Shelly J. Lundberg is a Distinguished Professor of Economics and Leonard Broom Professor of Demography, University of California, Santa Barbara. She is also the Associate Director, Broom Center for Demography, UCSB and a Research Fellow at IZA. She had been a Visiting Scholar at the Russell Sage Foundation, Visiting Associate Professor at Department of Economics, Princeton University and was a National Fellow, Hoover Institution, Stanford University. She has also served as an Assistant Professor in the University of Pennsylvania. She has been awarded the Doctorate Honoris Causa by the University of Bergen in 2012, Downing Fellow by the University of Melbourne in 2010 and the American Economic Association Distinguished Fellow in 2020. She was awarded a PhD in Economics by the Northwestern University in 1981.
Imran Matin leads BIGD with an intent to transform the organisation into a globally-recognized centre for rigorous research on policy and development interventions. Matin provides strategic direction and oversees strategy implementation for advancing BIGD’s mission; expands and nurtures critical stakeholder relationships; and is responsible for the overall management of human, financial, and physical resources.
Matin is a Visiting Fellow of the Suntory and Toyota International Centres for Economics and Related Disciplines (STICERD) at the London School of Economics and Political Science (LSE). He additionally serves as the Country Director of the International Growth Centre (IGC) in Bangladesh. Martin holds a PhD in Economics from the University of Sussex, UK.

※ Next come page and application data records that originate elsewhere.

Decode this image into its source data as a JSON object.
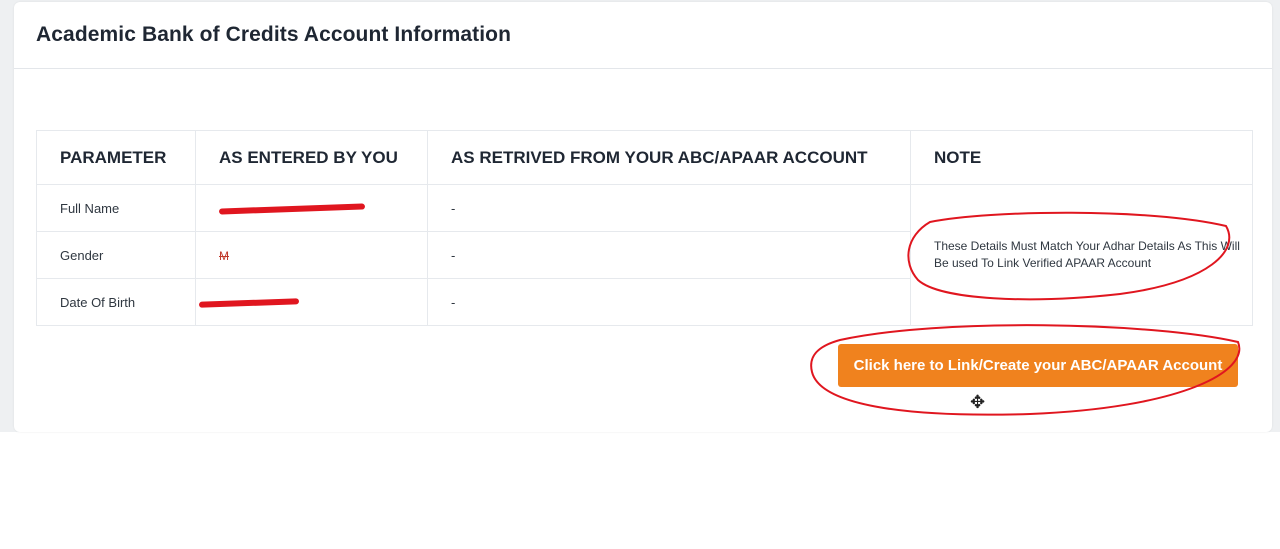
{
  "page": {
    "title": "Academic Bank of Credits Account Information"
  },
  "table": {
    "headers": [
      "PARAMETER",
      "AS ENTERED BY YOU",
      "AS RETRIVED FROM YOUR ABC/APAAR ACCOUNT",
      "NOTE"
    ],
    "rows": [
      {
        "parameter": "Full Name",
        "entered": "",
        "retrieved": "-"
      },
      {
        "parameter": "Gender",
        "entered": "M",
        "retrieved": "-"
      },
      {
        "parameter": "Date Of Birth",
        "entered": "",
        "retrieved": "-"
      }
    ],
    "note": "These Details Must Match Your Adhar Details As This Will Be used To Link Verified APAAR Account"
  },
  "action": {
    "link_button_label": "Click here to Link/Create your ABC/APAAR Account"
  },
  "colors": {
    "accent": "#f0821e",
    "annotation": "#e0161f",
    "text": "#1f2733"
  },
  "icons": {
    "cursor": "move-cursor-icon"
  }
}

Barbara Petrongolo is a Professor of Economics at the University of Oxford and a Professorial Fellow at Nuffield College. She is Director of the CEPR Labour Economics Programme and Research Associate at the Centre for Economic Performance of the London School of Economics. She previously held positions at Queen Mary University of London, the London School of Economics, the Paris School of Economics and the University of Carlos III (Madrid). She is currently managing co-editor of the Economic Journal. Her primary research interests are in labour economics. She has worked extensively on the performance of labour markets with job search frictions, with applications to unemployment dynamics, welfare policy and interdependencies across local labour markets. Her work also researches the causes of gender inequalities in labour market outcomes, in a historical perspective and across countries, with emphasis on the role of employment selection mechanisms, structural transformation, and interactions within the household.